Apart from being left in debt due to medical expenses, these medical conditions are lifechanging events. A heart attack or stroke causes severe damage to an essential organ, and the recovery from open heart surgery is long and arduous. If you have a stroke, you may become paralysed. Kidney disease means dialysis for the rest of your life. It is always best to maintain a healthy lifestyle, and to take advantage of the free checks and screenings that are available so that you know what your blood pressure is.
If you are found to be hypertensive, then medication and lifestyle changes can help to prevent these catastrophic consequences. Hypertension is also on the chronic disease list, so if you are diagnosed with this problem, it must be registered with the chronic department of your medical scheme for access to a basket of care funded from the risk benefit of the medical scheme. This includes formulary medication, specific doctors’ visits and further testing to ensure that your condition is being well controlled and maintained.
Should the worst occur, it is always comforting to know that you have cover for medical expense shortfalls that might occur. To protect your financial wellbeing as well as your health, it is always important to talk to your financial advisor about a gap cover plan that will suit your needs.
What is Gap Cover?

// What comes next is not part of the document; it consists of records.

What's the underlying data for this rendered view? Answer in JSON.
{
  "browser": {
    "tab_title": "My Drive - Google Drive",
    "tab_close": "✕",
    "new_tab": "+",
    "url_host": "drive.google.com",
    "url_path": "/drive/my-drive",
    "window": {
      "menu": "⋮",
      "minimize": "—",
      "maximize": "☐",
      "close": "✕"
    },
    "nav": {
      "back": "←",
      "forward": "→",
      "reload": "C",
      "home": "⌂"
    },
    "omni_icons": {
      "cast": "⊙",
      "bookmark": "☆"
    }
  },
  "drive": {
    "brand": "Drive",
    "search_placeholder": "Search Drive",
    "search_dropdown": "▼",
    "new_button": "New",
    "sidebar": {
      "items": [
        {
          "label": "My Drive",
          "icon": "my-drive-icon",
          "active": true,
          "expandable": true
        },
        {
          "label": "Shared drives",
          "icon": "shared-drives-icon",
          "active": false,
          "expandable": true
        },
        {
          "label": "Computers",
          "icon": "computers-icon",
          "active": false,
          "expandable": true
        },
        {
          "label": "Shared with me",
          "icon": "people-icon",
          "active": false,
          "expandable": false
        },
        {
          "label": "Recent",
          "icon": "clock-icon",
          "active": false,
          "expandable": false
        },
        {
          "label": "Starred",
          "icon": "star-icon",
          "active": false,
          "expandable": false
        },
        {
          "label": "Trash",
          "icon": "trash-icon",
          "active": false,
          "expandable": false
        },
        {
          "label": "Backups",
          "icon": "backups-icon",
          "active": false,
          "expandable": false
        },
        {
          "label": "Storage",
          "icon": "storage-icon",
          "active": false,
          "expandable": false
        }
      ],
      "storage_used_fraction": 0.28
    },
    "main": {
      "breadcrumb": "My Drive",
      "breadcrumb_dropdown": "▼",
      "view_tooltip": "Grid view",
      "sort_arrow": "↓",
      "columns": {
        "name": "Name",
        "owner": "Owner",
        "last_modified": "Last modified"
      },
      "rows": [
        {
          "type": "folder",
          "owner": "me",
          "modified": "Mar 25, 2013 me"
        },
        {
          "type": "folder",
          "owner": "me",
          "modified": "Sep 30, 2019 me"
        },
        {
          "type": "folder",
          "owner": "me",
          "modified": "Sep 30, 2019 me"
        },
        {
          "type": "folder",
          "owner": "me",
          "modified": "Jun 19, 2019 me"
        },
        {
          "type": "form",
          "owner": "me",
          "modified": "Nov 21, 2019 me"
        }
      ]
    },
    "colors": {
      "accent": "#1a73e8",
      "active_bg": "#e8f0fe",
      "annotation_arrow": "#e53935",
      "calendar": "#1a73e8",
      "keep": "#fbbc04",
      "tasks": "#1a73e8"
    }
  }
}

I have been a member of Turnberry Management Risk Solutions since 2016 through my employer. Although I knew I had gap cover, I had never used it and didn’t know how it worked, until I needed to claim for open heart surgery after having had a heart attack. One day, I was at work when I felt short of breath and experienced chest pain. I thought it was heartburn, so I took an antacid, which did not help. I then called a driver to take me home so I could take the nitroglycerin spray that I had, which also had no effect. I went straight to the closest hospital in Piet Retief, however, the doctors there sent me to Newcastle. After having blood tests done, I was then transferred to Mobeni hospital in Durban, where doctors performed an angiogram. I ended up having a quintuple bypass and spent almost two weeks in ICU. I had four different doctors, including a surgeon, an anaesthetist, and a cardiologist, as well as physiotherapy while I was in hospital. The recovery was long and difficult, and the last thing on your mind while this is happening is paying for any of it. When I started to receive the bills, I was not sure how I was going to pay for any of it. My employer then reminded me that I had gap cover and helped me to submit my claims. The shortfalls from the cardiothoracic surgeon were almost R100 000 and from the anaesthetist around R62 000, which is a huge sum that most people simply cannot afford. I would highly encourage anyone who has medical aid to also take out gap cover, because there can be large shortfalls and you don’t realise how much gap cover will help you. You never know what is going to happen, and when it does, it is often too late. Without gap cover from Turnberry, I would have been in deep trouble – I would have gotten my life back only to be in massive debt. Andrew Appelgryn
I needed an emergency heart bypass operation, and having Gap Cover, at least put my mind at rest with regards to the financial side of things. The medical aid finally only covered 78% of my bill, and Turnberry took care of the difference. From a quick response to when the claim was lodged, to interacting with the medical aid and doctors, to finally settling the claim. A medical aid without Gap Cover puts you at significant financial risk. To me it is non-negotiable. I would rate Turnberry’s services as excellent.